Examine the entries below, count the lines holding the string "data", and respond with the number only.

== Segment start ==

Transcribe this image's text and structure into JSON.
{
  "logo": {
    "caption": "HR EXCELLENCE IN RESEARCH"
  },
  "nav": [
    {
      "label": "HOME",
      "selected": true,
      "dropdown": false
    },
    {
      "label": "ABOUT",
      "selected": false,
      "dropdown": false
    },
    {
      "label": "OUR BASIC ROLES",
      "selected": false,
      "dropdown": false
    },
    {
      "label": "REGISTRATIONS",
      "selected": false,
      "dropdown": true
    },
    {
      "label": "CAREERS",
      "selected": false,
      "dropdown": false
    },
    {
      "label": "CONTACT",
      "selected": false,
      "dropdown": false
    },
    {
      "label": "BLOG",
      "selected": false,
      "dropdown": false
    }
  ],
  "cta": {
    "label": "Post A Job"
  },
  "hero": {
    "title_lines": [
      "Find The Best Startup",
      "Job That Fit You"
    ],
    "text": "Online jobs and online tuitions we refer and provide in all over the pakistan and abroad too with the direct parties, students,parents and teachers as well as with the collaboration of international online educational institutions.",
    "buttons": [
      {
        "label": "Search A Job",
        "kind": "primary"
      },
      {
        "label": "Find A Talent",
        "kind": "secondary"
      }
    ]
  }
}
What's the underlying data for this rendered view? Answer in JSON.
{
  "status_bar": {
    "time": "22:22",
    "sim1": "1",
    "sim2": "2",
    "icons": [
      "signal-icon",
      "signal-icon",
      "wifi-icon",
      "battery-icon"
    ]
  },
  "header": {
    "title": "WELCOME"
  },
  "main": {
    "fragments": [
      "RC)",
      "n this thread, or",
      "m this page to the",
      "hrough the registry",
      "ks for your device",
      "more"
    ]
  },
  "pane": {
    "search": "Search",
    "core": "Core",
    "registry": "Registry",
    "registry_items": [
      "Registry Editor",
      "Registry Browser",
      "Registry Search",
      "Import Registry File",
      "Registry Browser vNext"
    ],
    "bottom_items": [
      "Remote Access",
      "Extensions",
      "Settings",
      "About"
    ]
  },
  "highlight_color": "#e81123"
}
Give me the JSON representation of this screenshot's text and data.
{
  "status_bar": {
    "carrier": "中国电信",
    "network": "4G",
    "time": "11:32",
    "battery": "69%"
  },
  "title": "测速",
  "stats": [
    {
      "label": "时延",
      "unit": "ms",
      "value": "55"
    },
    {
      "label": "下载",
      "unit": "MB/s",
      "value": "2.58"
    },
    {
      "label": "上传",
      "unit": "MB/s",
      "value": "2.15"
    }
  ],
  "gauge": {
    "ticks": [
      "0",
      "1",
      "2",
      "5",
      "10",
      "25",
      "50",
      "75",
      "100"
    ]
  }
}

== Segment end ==

Solution:
2